Arts and Crafts
Talk Show Host

Talk Show Host

  • You run a show or a podcast. You are opinionated, articulate, and you can get guests on the show to discuss different subjects. This is another growing segment.
  • To succeed, you need to have a passion for debate, a point of view on what it means to create an engaging talk show, and ideally a few connections to get an initial set of guests on the show.
  • Note that, in the beginning, this might be tough, especially if you have a small network. Beggars can’t be choosers, and you have to start somewhere. That is okay. Everyone starts somewhere. You will face adverse selection in guests meaning the guests you want are not available, and folks you don’t particularly want will say yes. That is also okay. Keep pushing, think of exciting subjects, do your homework before each show to be informed on the guest(s) and the subject matter.

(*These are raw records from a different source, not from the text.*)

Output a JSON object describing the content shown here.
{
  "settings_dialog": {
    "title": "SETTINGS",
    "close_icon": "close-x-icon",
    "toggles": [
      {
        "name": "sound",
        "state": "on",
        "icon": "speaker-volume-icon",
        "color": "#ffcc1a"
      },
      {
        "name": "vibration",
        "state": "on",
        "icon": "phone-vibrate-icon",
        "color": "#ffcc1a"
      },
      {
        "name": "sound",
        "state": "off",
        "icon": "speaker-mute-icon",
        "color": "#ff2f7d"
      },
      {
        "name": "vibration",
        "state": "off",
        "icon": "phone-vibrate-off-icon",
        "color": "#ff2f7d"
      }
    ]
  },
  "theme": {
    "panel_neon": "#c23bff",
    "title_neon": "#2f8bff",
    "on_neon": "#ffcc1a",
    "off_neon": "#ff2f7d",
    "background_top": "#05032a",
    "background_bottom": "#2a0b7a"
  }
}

These are just some of the categories of different streamers. There are many others. And the beauty is that there is at least one viewer out there that will be interested in that content.

Always think about how you can set yourself apart from the crowd. As you continue to experiment with new techniques and gain experience, you will eventually start to develop your own unique style. This will take some time, so be patient.

In fact, most streamers don’t truly find their niche until they’ve been around the scene for a few months. Don’t be discouraged if your viewer base doesn’t seem to be going anywhere in the beginning. Take every stream as an opportunity to learn and grow.

That said, don’t be afraid to change your content and stay true to yourself. It might seem contradictory, but nothing is worse than forcing yourself to stream for money. Not only will you hate doing it, but viewers don’t appreciate streamers who only care about chasing paper.

Regardless of the category you fit in, remember that viewers want to be entertained and be a part of a community. Actively engage with your audience and offer a unique experience. Take advantage of your viewers shared interests to build a loyal following. Make building a community an active priority from day one.